**Task instructions**
Each entry is to be retyped exactly as it appears. Leave the images out.

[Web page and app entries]
******

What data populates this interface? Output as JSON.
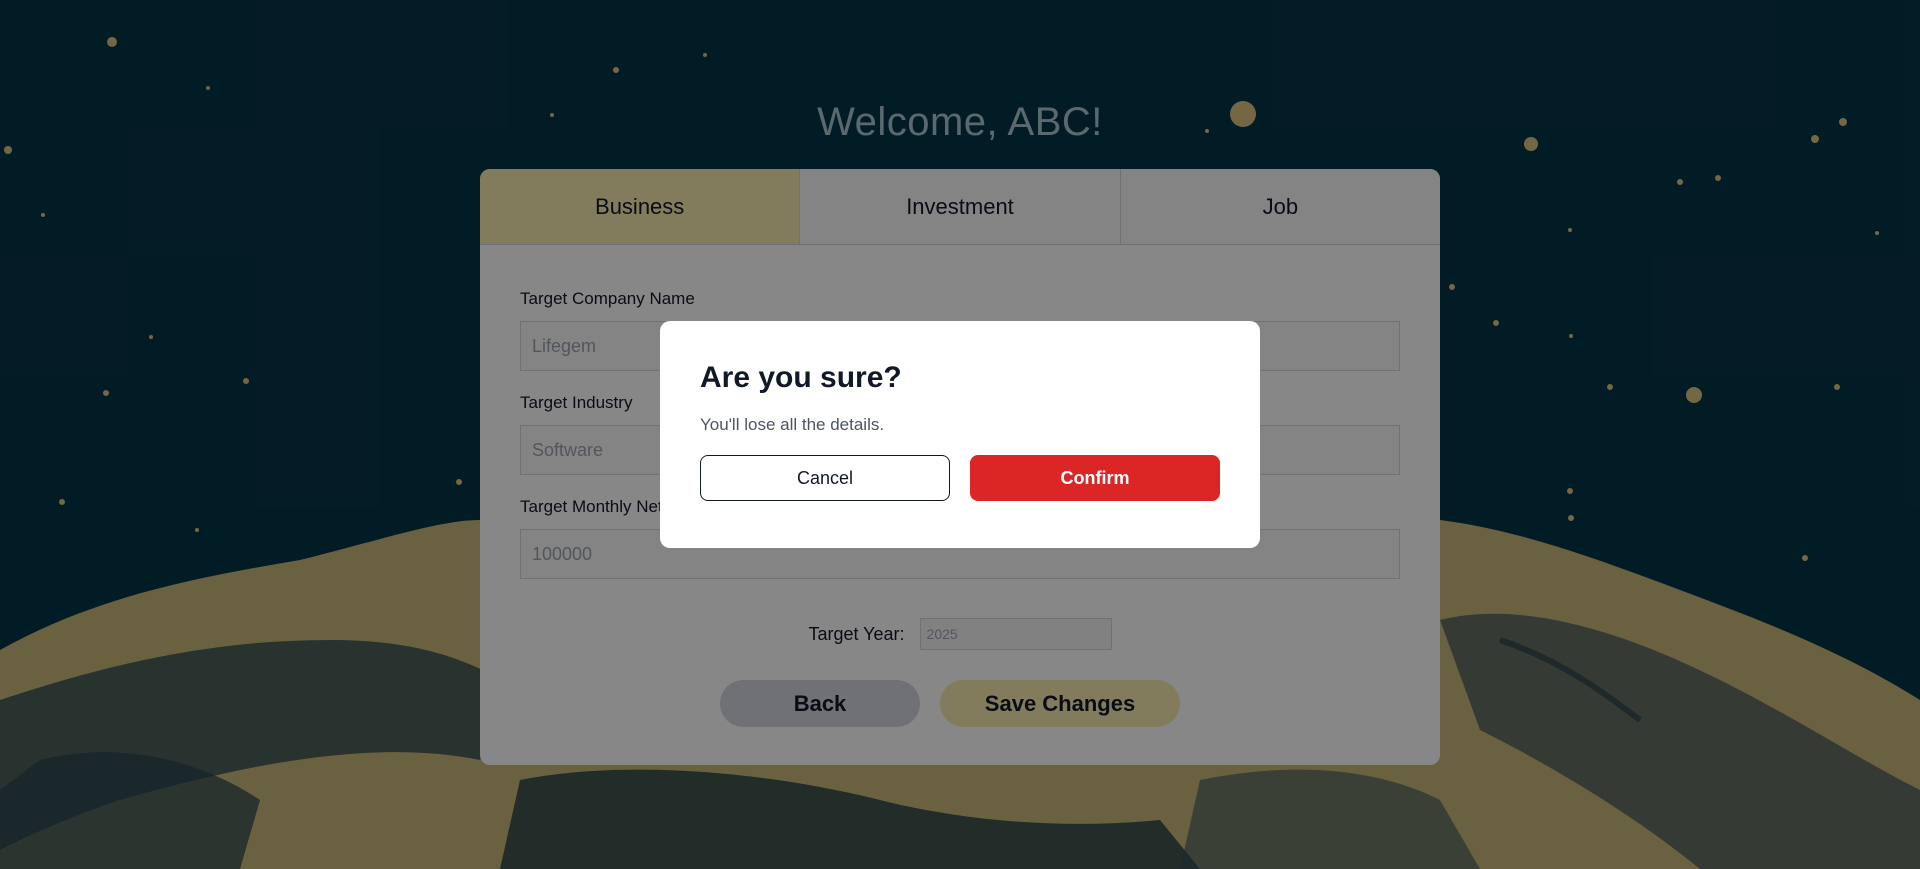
{
  "page": {
    "welcome": "Welcome, ABC!"
  },
  "tabs": [
    {
      "label": "Business",
      "active": true
    },
    {
      "label": "Investment",
      "active": false
    },
    {
      "label": "Job",
      "active": false
    }
  ],
  "form": {
    "company_label": "Target Company Name",
    "company_value": "Lifegem",
    "industry_label": "Target Industry",
    "industry_value": "Software",
    "income_label": "Target Monthly Net Income",
    "income_value": "100000",
    "year_label": "Target Year:",
    "year_value": "2025",
    "back_label": "Back",
    "save_label": "Save Changes"
  },
  "modal": {
    "title": "Are you sure?",
    "message": "You'll lose all the details.",
    "cancel_label": "Cancel",
    "confirm_label": "Confirm"
  },
  "colors": {
    "background": "#053547",
    "sand": "#c9b87a",
    "active_tab": "#f5eab0",
    "confirm": "#dc2626"
  }
}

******

**Exercise answer**
What data populates this interface? Output as JSON.
{
  "page": {
    "welcome": "Welcome, ABC!"
  },
  "tabs": [
    {
      "label": "Business",
      "active": true
    },
    {
      "label": "Investment",
      "active": false
    },
    {
      "label": "Job",
      "active": false
    }
  ],
  "form": {
    "company_label": "Target Company Name",
    "company_value": "Lifegem",
    "industry_label": "Target Industry",
    "industry_value": "Software",
    "income_label": "Target Monthly Net Income",
    "income_value": "100000",
    "year_label": "Target Year:",
    "year_value": "2025",
    "back_label": "Back",
    "save_label": "Save Changes"
  },
  "modal": {
    "title": "Are you sure?",
    "message": "You'll lose all the details.",
    "cancel_label": "Cancel",
    "confirm_label": "Confirm"
  },
  "colors": {
    "background": "#053547",
    "sand": "#c9b87a",
    "active_tab": "#f5eab0",
    "confirm": "#dc2626"
  }
}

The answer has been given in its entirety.